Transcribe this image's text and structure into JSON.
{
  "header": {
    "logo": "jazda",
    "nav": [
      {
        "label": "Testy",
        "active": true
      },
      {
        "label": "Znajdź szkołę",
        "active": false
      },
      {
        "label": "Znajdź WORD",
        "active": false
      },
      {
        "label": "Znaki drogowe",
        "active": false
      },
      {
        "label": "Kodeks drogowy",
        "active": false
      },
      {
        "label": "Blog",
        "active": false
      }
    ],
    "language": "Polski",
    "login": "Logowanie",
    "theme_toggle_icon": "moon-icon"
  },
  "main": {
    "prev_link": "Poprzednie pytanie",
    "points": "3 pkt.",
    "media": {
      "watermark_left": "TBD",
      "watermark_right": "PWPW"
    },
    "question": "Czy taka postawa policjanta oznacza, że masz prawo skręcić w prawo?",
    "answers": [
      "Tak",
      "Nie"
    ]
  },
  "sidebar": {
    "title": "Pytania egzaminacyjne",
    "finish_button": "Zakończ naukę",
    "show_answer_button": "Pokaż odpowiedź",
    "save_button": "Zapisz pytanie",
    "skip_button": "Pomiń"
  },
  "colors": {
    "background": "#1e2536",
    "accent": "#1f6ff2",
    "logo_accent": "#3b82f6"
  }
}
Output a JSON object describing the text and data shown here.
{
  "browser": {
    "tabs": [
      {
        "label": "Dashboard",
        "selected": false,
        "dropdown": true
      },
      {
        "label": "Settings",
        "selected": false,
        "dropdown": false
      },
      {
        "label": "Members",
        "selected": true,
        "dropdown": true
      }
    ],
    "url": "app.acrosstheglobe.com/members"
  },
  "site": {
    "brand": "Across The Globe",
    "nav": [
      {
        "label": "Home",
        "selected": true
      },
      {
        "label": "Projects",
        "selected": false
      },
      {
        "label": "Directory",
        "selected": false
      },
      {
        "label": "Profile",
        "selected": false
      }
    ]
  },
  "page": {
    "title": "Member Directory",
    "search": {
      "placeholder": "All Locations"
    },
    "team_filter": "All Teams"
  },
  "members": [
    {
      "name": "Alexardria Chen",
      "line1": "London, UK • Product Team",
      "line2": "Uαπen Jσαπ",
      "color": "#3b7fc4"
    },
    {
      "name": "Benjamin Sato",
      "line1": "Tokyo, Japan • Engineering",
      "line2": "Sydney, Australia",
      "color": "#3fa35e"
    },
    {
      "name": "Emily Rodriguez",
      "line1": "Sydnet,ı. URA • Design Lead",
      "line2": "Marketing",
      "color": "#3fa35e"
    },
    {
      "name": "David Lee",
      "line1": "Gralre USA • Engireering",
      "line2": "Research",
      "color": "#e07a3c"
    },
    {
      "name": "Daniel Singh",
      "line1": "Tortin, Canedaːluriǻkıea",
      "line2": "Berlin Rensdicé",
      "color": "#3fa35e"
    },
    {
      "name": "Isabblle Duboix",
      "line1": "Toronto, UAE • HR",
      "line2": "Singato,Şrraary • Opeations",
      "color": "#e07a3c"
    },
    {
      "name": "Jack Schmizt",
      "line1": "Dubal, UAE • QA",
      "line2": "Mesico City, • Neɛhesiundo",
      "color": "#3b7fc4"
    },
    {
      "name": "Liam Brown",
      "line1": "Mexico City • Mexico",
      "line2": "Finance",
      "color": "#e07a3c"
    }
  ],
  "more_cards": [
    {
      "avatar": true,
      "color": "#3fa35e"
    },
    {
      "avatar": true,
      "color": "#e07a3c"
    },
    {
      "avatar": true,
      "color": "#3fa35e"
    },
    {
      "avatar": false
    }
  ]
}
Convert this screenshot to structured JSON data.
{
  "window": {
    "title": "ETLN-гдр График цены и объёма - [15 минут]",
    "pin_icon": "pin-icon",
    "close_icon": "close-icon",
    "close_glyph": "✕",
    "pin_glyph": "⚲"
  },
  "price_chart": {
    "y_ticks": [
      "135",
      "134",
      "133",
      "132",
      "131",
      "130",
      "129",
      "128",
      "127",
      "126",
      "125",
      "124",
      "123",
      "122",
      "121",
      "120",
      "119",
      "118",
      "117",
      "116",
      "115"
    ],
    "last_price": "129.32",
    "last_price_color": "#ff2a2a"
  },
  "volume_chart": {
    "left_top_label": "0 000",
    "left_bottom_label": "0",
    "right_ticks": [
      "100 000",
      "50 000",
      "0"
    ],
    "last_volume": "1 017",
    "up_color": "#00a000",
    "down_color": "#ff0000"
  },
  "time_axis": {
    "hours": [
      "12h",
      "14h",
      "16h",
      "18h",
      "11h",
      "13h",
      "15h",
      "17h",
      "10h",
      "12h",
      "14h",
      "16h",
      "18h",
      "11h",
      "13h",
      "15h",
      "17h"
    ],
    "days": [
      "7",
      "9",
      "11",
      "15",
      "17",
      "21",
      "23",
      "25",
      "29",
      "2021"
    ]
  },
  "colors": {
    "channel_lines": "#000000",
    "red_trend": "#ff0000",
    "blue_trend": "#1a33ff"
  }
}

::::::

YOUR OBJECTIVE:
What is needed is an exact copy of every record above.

SOLUTION:
Transcribe this image's text and structure into JSON.
{
  "header": {
    "logo": "jazda",
    "nav": [
      {
        "label": "Testy",
        "active": true
      },
      {
        "label": "Znajdź szkołę",
        "active": false
      },
      {
        "label": "Znajdź WORD",
        "active": false
      },
      {
        "label": "Znaki drogowe",
        "active": false
      },
      {
        "label": "Kodeks drogowy",
        "active": false
      },
      {
        "label": "Blog",
        "active": false
      }
    ],
    "language": "Polski",
    "login": "Logowanie",
    "theme_toggle_icon": "moon-icon"
  },
  "main": {
    "prev_link": "Poprzednie pytanie",
    "points": "3 pkt.",
    "media": {
      "watermark_left": "TBD",
      "watermark_right": "PWPW"
    },
    "question": "Czy taka postawa policjanta oznacza, że masz prawo skręcić w prawo?",
    "answers": [
      "Tak",
      "Nie"
    ]
  },
  "sidebar": {
    "title": "Pytania egzaminacyjne",
    "finish_button": "Zakończ naukę",
    "show_answer_button": "Pokaż odpowiedź",
    "save_button": "Zapisz pytanie",
    "skip_button": "Pomiń"
  },
  "colors": {
    "background": "#1e2536",
    "accent": "#1f6ff2",
    "logo_accent": "#3b82f6"
  }
}
Output a JSON object describing the text and data shown here.
{
  "browser": {
    "tabs": [
      {
        "label": "Dashboard",
        "selected": false,
        "dropdown": true
      },
      {
        "label": "Settings",
        "selected": false,
        "dropdown": false
      },
      {
        "label": "Members",
        "selected": true,
        "dropdown": true
      }
    ],
    "url": "app.acrosstheglobe.com/members"
  },
  "site": {
    "brand": "Across The Globe",
    "nav": [
      {
        "label": "Home",
        "selected": true
      },
      {
        "label": "Projects",
        "selected": false
      },
      {
        "label": "Directory",
        "selected": false
      },
      {
        "label": "Profile",
        "selected": false
      }
    ]
  },
  "page": {
    "title": "Member Directory",
    "search": {
      "placeholder": "All Locations"
    },
    "team_filter": "All Teams"
  },
  "members": [
    {
      "name": "Alexardria Chen",
      "line1": "London, UK • Product Team",
      "line2": "Uαπen Jσαπ",
      "color": "#3b7fc4"
    },
    {
      "name": "Benjamin Sato",
      "line1": "Tokyo, Japan • Engineering",
      "line2": "Sydney, Australia",
      "color": "#3fa35e"
    },
    {
      "name": "Emily Rodriguez",
      "line1": "Sydnet,ı. URA • Design Lead",
      "line2": "Marketing",
      "color": "#3fa35e"
    },
    {
      "name": "David Lee",
      "line1": "Gralre USA • Engireering",
      "line2": "Research",
      "color": "#e07a3c"
    },
    {
      "name": "Daniel Singh",
      "line1": "Tortin, Canedaːluriǻkıea",
      "line2": "Berlin Rensdicé",
      "color": "#3fa35e"
    },
    {
      "name": "Isabblle Duboix",
      "line1": "Toronto, UAE • HR",
      "line2": "Singato,Şrraary • Opeations",
      "color": "#e07a3c"
    },
    {
      "name": "Jack Schmizt",
      "line1": "Dubal, UAE • QA",
      "line2": "Mesico City, • Neɛhesiundo",
      "color": "#3b7fc4"
    },
    {
      "name": "Liam Brown",
      "line1": "Mexico City • Mexico",
      "line2": "Finance",
      "color": "#e07a3c"
    }
  ],
  "more_cards": [
    {
      "avatar": true,
      "color": "#3fa35e"
    },
    {
      "avatar": true,
      "color": "#e07a3c"
    },
    {
      "avatar": true,
      "color": "#3fa35e"
    },
    {
      "avatar": false
    }
  ]
}
Convert this screenshot to structured JSON data.
{
  "window": {
    "title": "ETLN-гдр График цены и объёма - [15 минут]",
    "pin_icon": "pin-icon",
    "close_icon": "close-icon",
    "close_glyph": "✕",
    "pin_glyph": "⚲"
  },
  "price_chart": {
    "y_ticks": [
      "135",
      "134",
      "133",
      "132",
      "131",
      "130",
      "129",
      "128",
      "127",
      "126",
      "125",
      "124",
      "123",
      "122",
      "121",
      "120",
      "119",
      "118",
      "117",
      "116",
      "115"
    ],
    "last_price": "129.32",
    "last_price_color": "#ff2a2a"
  },
  "volume_chart": {
    "left_top_label": "0 000",
    "left_bottom_label": "0",
    "right_ticks": [
      "100 000",
      "50 000",
      "0"
    ],
    "last_volume": "1 017",
    "up_color": "#00a000",
    "down_color": "#ff0000"
  },
  "time_axis": {
    "hours": [
      "12h",
      "14h",
      "16h",
      "18h",
      "11h",
      "13h",
      "15h",
      "17h",
      "10h",
      "12h",
      "14h",
      "16h",
      "18h",
      "11h",
      "13h",
      "15h",
      "17h"
    ],
    "days": [
      "7",
      "9",
      "11",
      "15",
      "17",
      "21",
      "23",
      "25",
      "29",
      "2021"
    ]
  },
  "colors": {
    "channel_lines": "#000000",
    "red_trend": "#ff0000",
    "blue_trend": "#1a33ff"
  }
}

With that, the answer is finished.